In the olden days, it was enough for farmers to plant crops and by harvest time, go to the village market to sell whatever they produce. But with the opening of a borderless economy under the ASEAN integration which is set to take effect this year, farmers cannot afford anymore to just sit and wait for a trader to buy their product. Pitted against other Asian farmers, majority of the Filipino farmers are at the disadvantage because of inefficient production, losses due to the typhoons, poor infrastructure and declining government support.
But as competition becomes intense with cheaper agricultural products coming in from Indonesia or other neighboring Asian country, the farmers are under increasing pressure to become more competitive or else be left out in the cold. Being competitive means being able to produce more cheaply at the right time while ensuring that the quality is better. That means, to cut the cost and maximize profit, they have to consolidate their produce and cut through the intermediaries and engage the big buyers themselves.But negotiating with the big buyers requires them also to have the necessary volume and quality.

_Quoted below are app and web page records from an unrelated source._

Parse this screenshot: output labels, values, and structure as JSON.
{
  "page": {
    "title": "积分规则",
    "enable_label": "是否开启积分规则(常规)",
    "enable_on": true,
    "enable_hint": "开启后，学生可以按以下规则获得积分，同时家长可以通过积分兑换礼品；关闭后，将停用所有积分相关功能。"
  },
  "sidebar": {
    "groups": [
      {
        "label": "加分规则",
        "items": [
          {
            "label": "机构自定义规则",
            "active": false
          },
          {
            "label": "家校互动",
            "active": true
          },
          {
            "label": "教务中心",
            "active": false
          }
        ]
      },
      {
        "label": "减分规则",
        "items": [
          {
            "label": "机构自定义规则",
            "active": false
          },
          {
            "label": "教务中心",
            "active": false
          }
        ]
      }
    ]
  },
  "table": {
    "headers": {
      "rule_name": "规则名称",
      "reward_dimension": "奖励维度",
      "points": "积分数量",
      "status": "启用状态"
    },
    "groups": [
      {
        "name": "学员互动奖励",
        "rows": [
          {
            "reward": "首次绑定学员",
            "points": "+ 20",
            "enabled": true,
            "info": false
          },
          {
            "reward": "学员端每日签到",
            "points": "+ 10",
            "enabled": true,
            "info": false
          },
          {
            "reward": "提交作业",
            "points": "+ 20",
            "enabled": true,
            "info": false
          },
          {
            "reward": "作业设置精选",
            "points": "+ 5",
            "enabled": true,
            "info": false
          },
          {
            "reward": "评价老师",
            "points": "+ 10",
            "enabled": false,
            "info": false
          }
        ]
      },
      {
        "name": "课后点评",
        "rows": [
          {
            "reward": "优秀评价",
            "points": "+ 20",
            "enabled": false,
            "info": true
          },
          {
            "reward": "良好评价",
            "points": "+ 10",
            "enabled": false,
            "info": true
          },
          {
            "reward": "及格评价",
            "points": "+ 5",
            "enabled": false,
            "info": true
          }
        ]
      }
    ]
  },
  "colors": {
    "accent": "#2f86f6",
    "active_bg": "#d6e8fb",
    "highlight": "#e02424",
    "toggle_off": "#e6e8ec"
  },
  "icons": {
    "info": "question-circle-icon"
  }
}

In response to these challenges, non-profit organizations in the Philippines such as the Xavier Science Foundation, are helping women and men farmers organize themselves into production clusters and engage in group marketing by linking with buyers, preferrably institutional buyers. This is what is happening among cassava farmers under a cooperative run mostly by women farmers in a remote community in Misamis Oriental, Philippines.

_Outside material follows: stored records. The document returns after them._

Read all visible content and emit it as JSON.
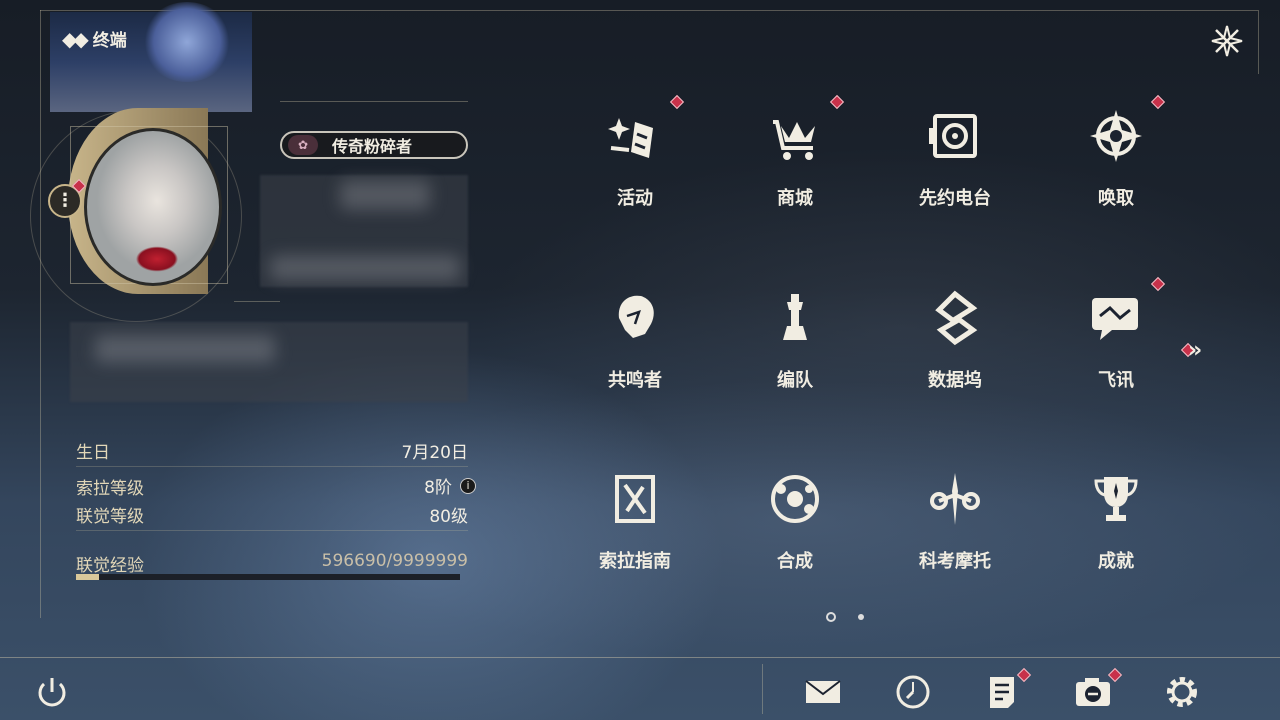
{
  "header": {
    "title": "终端",
    "title_icon": "diamond-cluster-icon",
    "close_icon": "close-icon"
  },
  "profile": {
    "title_badge": "传奇粉碎者",
    "menu_icon": "more-dots-icon"
  },
  "stats": {
    "birthday_label": "生日",
    "birthday_value": "7月20日",
    "sola_level_label": "索拉等级",
    "sola_level_value": "8阶",
    "union_level_label": "联觉等级",
    "union_level_value": "80级",
    "union_exp_label": "联觉经验",
    "union_exp_value": "596690/9999999",
    "union_exp_progress": 0.06
  },
  "menu": {
    "items": [
      {
        "label": "活动",
        "icon": "sparkle-flag-icon",
        "badge": true
      },
      {
        "label": "商城",
        "icon": "crown-cart-icon",
        "badge": true
      },
      {
        "label": "先约电台",
        "icon": "radio-icon",
        "badge": false
      },
      {
        "label": "唤取",
        "icon": "compass-star-icon",
        "badge": true
      },
      {
        "label": "共鸣者",
        "icon": "character-head-icon",
        "badge": false
      },
      {
        "label": "编队",
        "icon": "chess-pieces-icon",
        "badge": false
      },
      {
        "label": "数据坞",
        "icon": "data-dock-icon",
        "badge": false
      },
      {
        "label": "飞讯",
        "icon": "chat-bubble-icon",
        "badge": true
      },
      {
        "label": "索拉指南",
        "icon": "guide-book-icon",
        "badge": false
      },
      {
        "label": "合成",
        "icon": "synthesis-icon",
        "badge": false
      },
      {
        "label": "科考摩托",
        "icon": "motorbike-icon",
        "badge": false
      },
      {
        "label": "成就",
        "icon": "trophy-icon",
        "badge": false
      }
    ],
    "next_page_icon": "double-chevron-right-icon",
    "page_count": 2,
    "current_page": 1
  },
  "bottom_bar": {
    "icons": [
      "power-icon",
      "mail-icon",
      "clock-icon",
      "notice-icon",
      "camera-icon",
      "settings-icon"
    ]
  },
  "colors": {
    "accent_gold": "#c8b58a",
    "badge_red": "#c8314a",
    "text_primary": "#f1ede2"
  }
}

Civil Societies such Xavier Science Foundation, in partnership with the government, provide business development services that aims to build the capacity of the farmers’ cooperative to negotiate their way through the market while improving how their crops are grown. Using the Value-Chain approach, a team of business development consultants are teaching farmers to understand how the local cassava industry works, to find ways how to become more efficient and to work around the dynamic market. Suddenly, the market they come to know is turning to be bigger than they realize. They now know that it is important to check first who their buyers are and what their demands are , before they decide what kind of cassava variety to plant.

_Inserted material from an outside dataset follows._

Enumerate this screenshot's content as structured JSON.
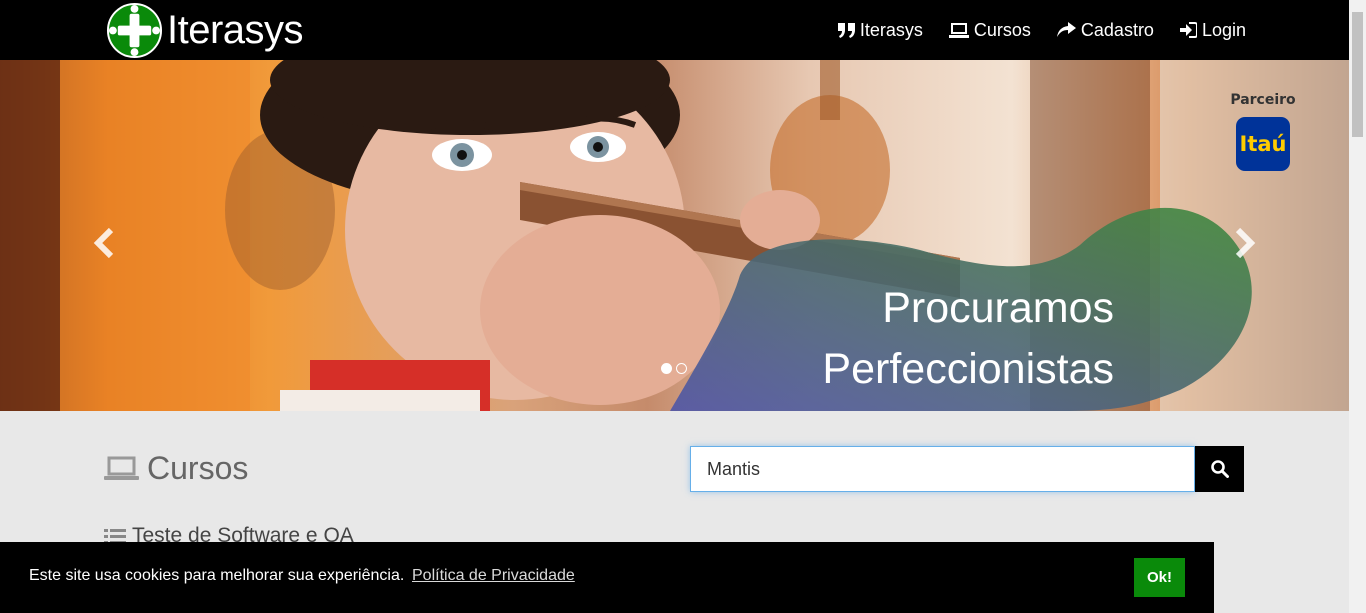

“When we started the business of buying the cassava products of our members, we didn’t have a concrete plan,” Erlinda Cagmat, the leader of the cooperative recalled . “ But now, we realize that we need to put all our plans into a business plan. With a business plan, we don’t have to commit as many mistakes as we did. “
Emma Dagondon, the manager, is upbeat . “We can deliver what our buyer requires if only we have more capital and better post-harvest facilities”, she said."As farmers we have to be organized in our production and marketing order to have better income.”
As leaders of the cooperative, these women are stepping up to their new role as business managers.They are mastering the negotiating skills needed to deal with big traders. They are learning more about the different actors of the market chain.They are looking for ways to cut their marketing cost so that it will not eat up their profits. They know that cassava processed into granules gives them more income that just selling fresh tubers.
On the other hand, they are also struggling to operate their production and marketing of cassava granules because of inadequate capital and lack of access to drying facilities. They are still hesitant to obtain a production loan because of the high risk involve when giving out loans to their farmer-members.As leaders, they know their members need to be more responsible in using loans and in paying back.
They are on the lookout for resources that they can tap to be able to put up a dryer for their cassava chips. They are also looking for support in terms of accessing better credit services for their members. As the Filipino farmers negotiate their way through this new terrain, it is increasingly urgent that they be provided with adequate support by the government and private sector so that they become more competitive with their Asian counterpart and seize the opportunities that this new terrain brings to bring them closer to the goal of economic empowerement.